Dataset entries:
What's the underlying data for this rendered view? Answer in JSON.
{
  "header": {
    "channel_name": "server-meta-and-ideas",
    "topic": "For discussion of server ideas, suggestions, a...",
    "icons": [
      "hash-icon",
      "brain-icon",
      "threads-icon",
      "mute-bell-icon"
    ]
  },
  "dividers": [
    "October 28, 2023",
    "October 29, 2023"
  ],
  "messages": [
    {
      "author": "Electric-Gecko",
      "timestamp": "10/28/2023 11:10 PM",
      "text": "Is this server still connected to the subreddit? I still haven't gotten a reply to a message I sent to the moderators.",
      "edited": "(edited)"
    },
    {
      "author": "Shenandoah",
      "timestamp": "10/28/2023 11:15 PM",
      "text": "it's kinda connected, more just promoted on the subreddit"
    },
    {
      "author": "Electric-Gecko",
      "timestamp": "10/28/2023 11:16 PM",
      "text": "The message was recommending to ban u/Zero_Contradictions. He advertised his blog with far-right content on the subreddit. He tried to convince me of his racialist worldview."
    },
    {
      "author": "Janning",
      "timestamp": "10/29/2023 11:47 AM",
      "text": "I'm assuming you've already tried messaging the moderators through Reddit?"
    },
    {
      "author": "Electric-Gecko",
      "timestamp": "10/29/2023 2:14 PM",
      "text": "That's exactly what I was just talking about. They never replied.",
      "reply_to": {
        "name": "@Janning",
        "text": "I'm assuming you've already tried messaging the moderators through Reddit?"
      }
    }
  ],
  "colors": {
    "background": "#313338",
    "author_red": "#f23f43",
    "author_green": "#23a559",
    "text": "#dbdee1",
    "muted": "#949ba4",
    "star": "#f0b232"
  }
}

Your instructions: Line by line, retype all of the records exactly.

Written reply:
What's the underlying data for this rendered view? Answer in JSON.
{
  "header": {
    "channel_name": "server-meta-and-ideas",
    "topic": "For discussion of server ideas, suggestions, a...",
    "icons": [
      "hash-icon",
      "brain-icon",
      "threads-icon",
      "mute-bell-icon"
    ]
  },
  "dividers": [
    "October 28, 2023",
    "October 29, 2023"
  ],
  "messages": [
    {
      "author": "Electric-Gecko",
      "timestamp": "10/28/2023 11:10 PM",
      "text": "Is this server still connected to the subreddit? I still haven't gotten a reply to a message I sent to the moderators.",
      "edited": "(edited)"
    },
    {
      "author": "Shenandoah",
      "timestamp": "10/28/2023 11:15 PM",
      "text": "it's kinda connected, more just promoted on the subreddit"
    },
    {
      "author": "Electric-Gecko",
      "timestamp": "10/28/2023 11:16 PM",
      "text": "The message was recommending to ban u/Zero_Contradictions. He advertised his blog with far-right content on the subreddit. He tried to convince me of his racialist worldview."
    },
    {
      "author": "Janning",
      "timestamp": "10/29/2023 11:47 AM",
      "text": "I'm assuming you've already tried messaging the moderators through Reddit?"
    },
    {
      "author": "Electric-Gecko",
      "timestamp": "10/29/2023 2:14 PM",
      "text": "That's exactly what I was just talking about. They never replied.",
      "reply_to": {
        "name": "@Janning",
        "text": "I'm assuming you've already tried messaging the moderators through Reddit?"
      }
    }
  ],
  "colors": {
    "background": "#313338",
    "author_red": "#f23f43",
    "author_green": "#23a559",
    "text": "#dbdee1",
    "muted": "#949ba4",
    "star": "#f0b232"
  }
}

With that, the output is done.